John Braithwaite – RegNet founder, champion of restorative justice, and leader of the epic ‘Peacebuilding Compared’ project, has established a new blog on war, crime, and regulation. In his introduction to the blog, John explains how overcoming domination in our world has been a central focus of his work, and the connections between war, crime, and regulation:
War and crime are among the most severe forms of domination that exist. They are both phenomena that cascade from hot spot to hot spot, and they often cascade into each other. Yet the prevention of war makes a significant contribution to the prevention of crime and the prevention of crime contributes to the prevention of war.
[My] work contributes to our understanding of how good governance might reduce the amount of domination in the world – an idea that has been around since the time of the ancient Roman Republic. One way to resist domination is through exposing the connections between unjust inequality, crime and war. Peace based on a continuation of domination, or peace without justice, is rarely sustainable…Read more here.
John’s first post discusses the report produced by Victoria’s Royal Commission into Family Violence released on 30th March.
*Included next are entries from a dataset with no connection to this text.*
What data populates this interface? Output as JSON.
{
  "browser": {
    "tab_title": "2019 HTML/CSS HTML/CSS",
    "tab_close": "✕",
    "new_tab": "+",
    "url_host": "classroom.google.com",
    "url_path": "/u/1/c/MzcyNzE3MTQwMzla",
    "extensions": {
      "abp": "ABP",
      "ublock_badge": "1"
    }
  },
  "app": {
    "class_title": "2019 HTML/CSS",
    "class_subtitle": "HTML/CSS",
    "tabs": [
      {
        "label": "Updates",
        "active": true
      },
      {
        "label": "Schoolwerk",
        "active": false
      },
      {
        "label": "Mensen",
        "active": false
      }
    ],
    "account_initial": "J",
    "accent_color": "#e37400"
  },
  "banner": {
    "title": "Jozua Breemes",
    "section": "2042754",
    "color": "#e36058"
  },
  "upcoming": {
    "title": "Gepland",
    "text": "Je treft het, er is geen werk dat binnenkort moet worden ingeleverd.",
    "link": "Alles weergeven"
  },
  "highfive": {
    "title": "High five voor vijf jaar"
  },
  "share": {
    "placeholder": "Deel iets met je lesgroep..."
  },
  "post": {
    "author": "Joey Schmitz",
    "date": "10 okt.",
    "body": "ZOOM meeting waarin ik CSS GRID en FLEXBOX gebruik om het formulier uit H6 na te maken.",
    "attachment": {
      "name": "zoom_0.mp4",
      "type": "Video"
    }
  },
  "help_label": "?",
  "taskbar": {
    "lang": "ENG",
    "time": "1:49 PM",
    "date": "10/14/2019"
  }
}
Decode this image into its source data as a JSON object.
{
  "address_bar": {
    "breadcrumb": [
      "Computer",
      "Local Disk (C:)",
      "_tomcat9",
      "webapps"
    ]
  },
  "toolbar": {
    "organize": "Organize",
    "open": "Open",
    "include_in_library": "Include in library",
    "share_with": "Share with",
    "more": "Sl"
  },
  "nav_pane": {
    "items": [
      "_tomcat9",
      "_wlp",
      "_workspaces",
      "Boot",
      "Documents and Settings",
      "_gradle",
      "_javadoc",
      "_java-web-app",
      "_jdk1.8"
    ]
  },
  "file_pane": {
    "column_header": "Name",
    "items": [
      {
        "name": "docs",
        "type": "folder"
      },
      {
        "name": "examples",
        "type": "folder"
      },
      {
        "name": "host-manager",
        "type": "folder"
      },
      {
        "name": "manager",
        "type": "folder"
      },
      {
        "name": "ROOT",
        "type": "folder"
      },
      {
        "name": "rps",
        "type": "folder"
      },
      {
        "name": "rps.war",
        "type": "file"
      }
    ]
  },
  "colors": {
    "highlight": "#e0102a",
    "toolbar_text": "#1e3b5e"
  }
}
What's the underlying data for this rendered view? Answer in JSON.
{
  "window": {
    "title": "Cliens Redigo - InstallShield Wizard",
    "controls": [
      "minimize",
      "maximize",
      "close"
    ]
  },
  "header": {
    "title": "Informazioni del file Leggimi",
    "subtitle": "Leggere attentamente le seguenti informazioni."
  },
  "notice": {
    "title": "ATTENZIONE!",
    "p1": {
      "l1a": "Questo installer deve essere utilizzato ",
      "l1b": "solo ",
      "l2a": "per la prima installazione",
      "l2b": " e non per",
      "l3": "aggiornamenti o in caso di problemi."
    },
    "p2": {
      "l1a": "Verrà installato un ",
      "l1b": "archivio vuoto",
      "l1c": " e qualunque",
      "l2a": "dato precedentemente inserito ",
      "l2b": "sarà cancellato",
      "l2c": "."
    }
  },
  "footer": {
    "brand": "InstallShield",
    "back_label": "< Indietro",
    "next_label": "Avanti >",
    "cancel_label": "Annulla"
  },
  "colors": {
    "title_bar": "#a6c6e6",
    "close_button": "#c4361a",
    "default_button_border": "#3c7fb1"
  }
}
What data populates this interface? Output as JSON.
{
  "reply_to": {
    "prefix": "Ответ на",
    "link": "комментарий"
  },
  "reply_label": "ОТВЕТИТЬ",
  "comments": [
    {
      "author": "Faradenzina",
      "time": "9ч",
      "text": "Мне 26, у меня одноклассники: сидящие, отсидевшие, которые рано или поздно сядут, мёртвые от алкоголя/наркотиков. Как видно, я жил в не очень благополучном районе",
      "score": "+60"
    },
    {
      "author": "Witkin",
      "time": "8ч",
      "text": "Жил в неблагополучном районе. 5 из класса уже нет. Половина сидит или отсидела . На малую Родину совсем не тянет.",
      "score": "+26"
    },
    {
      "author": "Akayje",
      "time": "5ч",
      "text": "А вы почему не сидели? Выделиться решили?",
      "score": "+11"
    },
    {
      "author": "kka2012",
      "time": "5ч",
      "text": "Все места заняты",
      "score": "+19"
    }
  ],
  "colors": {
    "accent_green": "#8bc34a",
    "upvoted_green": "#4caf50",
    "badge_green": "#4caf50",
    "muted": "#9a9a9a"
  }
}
The Commission was chaired by former Judge of the Victorian Supreme Court, Marcia Neave and is, in John’s view, ‘a stupendously impressive piece of social policy’.
We are thrilled to congratulate RegNet PhD scholar and Regarding Rights contributor, Shane Chalmers, on the submission of his PhD earlier this month. Shane’s thesis was supervised by Jeremy Farrall and is titled, ‘Law’s rule – Liberia and the rule of law’. Shane’s research, he says, involved:
…asking the question, what takes place in the rule of law?, and more specifically, what is taking place in the rule of law in Liberia? [Through this question] the thesis undertakes a study of the life of law’s rule in a country that is on the frontline of the global spread of powerful ideologies. With Theodor Adorno’s negative-dialectical philosophy as intellectual guide, and based on fieldwork carried out in Liberia and the United States, my thesis examines how these ideologies – above all capitalism – inform the rule of law, and how the rule of law provides a medium for them to take place.
Shane has promised Regarding Rights another blog when he has had a chance to recover from the rigours of finishing his thesis, so we are looking forward to learning more about this fascinating research!